_EXERCISE GOAL_
Filter the entries below down to the lines that hold "value".

_AVAILABLE DATA_
════

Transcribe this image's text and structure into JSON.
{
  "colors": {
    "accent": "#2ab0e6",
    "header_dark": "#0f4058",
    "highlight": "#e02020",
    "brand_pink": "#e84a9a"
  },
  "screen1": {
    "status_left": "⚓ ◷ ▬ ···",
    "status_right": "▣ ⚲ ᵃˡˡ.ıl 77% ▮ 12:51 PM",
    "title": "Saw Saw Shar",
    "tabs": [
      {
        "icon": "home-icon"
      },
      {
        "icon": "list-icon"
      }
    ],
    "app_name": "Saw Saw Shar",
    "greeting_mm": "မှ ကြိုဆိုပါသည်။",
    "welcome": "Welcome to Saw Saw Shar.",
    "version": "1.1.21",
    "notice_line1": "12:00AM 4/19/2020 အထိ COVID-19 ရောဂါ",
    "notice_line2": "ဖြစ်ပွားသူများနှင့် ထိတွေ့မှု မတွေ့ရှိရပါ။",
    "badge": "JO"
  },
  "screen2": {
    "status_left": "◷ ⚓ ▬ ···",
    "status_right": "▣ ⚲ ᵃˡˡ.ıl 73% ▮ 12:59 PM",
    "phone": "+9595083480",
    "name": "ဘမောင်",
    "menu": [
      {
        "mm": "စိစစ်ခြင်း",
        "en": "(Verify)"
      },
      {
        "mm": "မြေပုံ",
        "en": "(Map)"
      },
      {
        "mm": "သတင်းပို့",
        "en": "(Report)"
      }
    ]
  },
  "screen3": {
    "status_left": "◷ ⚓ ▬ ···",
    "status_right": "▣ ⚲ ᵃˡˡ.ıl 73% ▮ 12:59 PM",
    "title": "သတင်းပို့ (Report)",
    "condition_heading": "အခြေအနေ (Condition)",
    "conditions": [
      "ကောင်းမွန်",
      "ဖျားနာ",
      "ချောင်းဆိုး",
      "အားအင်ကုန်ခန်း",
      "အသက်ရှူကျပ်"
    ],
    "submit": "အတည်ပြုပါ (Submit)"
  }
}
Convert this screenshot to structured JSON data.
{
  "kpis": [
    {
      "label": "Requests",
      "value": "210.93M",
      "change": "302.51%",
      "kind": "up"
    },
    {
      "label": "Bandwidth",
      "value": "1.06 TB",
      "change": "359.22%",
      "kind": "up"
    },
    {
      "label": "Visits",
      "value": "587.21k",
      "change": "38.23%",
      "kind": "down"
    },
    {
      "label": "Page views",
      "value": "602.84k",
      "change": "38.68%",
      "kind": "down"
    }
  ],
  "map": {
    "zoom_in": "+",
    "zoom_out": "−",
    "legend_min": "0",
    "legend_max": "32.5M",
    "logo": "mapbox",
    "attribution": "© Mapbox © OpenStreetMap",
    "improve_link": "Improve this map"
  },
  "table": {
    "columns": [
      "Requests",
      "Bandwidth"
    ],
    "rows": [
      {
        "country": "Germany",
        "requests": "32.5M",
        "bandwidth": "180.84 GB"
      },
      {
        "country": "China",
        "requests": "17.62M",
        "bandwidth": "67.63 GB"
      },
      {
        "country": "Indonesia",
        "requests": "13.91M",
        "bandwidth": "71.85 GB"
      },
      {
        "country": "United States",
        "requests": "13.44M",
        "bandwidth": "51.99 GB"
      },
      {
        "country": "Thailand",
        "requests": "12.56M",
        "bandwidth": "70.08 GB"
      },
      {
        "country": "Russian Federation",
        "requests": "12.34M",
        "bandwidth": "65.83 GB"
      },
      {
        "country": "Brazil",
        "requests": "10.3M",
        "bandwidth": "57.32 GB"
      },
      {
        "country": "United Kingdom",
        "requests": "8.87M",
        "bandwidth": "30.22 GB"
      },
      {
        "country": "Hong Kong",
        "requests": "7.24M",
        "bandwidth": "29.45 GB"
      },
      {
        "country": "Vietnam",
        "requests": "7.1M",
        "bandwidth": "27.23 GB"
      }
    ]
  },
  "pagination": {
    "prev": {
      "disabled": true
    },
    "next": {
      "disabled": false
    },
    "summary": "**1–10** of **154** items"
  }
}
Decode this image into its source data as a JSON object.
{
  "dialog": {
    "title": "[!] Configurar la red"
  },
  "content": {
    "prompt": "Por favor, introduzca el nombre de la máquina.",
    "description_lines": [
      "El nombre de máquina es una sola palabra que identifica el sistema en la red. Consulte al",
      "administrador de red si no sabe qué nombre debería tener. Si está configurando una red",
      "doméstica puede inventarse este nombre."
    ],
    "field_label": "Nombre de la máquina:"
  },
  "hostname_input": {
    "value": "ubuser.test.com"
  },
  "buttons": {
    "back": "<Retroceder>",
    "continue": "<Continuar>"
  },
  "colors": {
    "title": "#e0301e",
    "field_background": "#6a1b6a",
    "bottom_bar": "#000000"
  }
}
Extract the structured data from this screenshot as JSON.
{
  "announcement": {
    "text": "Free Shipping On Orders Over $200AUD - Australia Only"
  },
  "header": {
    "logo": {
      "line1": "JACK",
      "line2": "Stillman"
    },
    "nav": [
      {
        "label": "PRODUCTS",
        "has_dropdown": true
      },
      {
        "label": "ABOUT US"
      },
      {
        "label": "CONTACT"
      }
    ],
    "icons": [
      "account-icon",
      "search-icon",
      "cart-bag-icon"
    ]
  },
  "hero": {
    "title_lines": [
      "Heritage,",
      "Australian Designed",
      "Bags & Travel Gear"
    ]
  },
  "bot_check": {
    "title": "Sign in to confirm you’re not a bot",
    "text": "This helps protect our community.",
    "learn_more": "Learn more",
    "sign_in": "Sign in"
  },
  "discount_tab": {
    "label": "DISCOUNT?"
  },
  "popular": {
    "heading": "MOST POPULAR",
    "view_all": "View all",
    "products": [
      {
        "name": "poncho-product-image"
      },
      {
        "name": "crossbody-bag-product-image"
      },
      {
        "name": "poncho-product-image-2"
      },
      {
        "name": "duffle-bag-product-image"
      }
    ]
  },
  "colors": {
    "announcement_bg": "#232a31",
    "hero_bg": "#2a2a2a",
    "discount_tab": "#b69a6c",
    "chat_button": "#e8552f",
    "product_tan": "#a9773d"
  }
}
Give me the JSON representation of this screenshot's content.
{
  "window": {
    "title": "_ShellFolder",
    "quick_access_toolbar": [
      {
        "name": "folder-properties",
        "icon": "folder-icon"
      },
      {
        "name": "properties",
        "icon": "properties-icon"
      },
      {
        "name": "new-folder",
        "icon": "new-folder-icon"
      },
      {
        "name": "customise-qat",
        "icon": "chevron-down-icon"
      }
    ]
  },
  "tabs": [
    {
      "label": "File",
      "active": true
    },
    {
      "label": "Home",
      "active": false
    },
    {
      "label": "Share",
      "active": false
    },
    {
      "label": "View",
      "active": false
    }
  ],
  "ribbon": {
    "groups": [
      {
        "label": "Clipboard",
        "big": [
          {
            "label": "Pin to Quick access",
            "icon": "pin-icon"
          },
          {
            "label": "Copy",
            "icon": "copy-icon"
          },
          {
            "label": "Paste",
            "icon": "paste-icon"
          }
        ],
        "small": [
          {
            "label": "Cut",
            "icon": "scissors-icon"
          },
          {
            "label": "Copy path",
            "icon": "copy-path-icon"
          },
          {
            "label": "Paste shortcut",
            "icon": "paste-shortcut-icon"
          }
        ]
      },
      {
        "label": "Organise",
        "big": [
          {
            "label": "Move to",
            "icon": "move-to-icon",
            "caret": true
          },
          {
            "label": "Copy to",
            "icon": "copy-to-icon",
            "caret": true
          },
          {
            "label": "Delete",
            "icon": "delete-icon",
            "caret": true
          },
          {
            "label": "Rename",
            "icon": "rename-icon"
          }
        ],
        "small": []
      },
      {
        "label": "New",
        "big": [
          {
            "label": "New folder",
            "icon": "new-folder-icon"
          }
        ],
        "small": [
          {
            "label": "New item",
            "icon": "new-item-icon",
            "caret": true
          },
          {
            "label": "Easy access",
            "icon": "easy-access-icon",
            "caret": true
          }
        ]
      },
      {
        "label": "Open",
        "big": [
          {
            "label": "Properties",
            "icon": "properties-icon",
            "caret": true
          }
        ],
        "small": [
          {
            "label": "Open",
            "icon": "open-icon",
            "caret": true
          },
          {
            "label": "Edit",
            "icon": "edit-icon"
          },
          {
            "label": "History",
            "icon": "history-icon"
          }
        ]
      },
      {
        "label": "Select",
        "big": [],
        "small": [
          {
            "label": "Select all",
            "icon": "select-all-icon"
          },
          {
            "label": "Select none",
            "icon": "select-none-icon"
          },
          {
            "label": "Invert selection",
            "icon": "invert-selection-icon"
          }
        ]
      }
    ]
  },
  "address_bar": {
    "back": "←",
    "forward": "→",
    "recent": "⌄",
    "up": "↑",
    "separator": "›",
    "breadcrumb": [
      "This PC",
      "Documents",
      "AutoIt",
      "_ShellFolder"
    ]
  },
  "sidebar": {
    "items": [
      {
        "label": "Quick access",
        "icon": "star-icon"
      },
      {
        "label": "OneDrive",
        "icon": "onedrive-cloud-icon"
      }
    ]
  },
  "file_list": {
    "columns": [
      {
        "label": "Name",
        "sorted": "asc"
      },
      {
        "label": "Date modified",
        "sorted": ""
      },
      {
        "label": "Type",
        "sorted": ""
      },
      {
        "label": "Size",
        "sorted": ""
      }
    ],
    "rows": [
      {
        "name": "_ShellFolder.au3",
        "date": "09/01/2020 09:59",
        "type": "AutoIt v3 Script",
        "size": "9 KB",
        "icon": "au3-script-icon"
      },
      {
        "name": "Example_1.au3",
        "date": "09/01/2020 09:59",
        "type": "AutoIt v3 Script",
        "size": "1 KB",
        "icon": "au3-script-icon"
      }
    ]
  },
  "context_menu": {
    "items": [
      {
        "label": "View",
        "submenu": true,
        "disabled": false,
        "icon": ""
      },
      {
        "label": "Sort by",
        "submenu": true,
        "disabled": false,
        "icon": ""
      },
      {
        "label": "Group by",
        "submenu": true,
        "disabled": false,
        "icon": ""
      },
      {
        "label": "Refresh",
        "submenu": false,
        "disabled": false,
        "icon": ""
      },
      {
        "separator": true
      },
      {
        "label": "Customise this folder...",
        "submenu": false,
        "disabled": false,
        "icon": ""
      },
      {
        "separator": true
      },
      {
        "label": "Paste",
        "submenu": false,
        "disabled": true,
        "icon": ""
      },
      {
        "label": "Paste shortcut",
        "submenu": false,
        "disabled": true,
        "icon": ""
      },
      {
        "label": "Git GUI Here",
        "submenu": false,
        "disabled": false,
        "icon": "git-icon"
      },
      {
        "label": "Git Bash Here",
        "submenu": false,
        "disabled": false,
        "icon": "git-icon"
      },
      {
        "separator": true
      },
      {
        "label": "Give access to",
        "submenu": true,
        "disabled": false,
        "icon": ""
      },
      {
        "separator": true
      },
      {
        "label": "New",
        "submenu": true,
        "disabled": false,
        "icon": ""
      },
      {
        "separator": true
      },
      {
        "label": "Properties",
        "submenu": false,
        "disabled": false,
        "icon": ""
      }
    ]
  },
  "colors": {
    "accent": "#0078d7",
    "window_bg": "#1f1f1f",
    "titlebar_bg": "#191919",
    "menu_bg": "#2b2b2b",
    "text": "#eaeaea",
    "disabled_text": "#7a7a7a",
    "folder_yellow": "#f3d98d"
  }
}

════

_SOLUTION FOR THIS EXERCISE_
      "value": "210.93M",
      "value": "1.06 TB",
      "value": "587.21k",
      "value": "602.84k",
    "value": "ubuser.test.com"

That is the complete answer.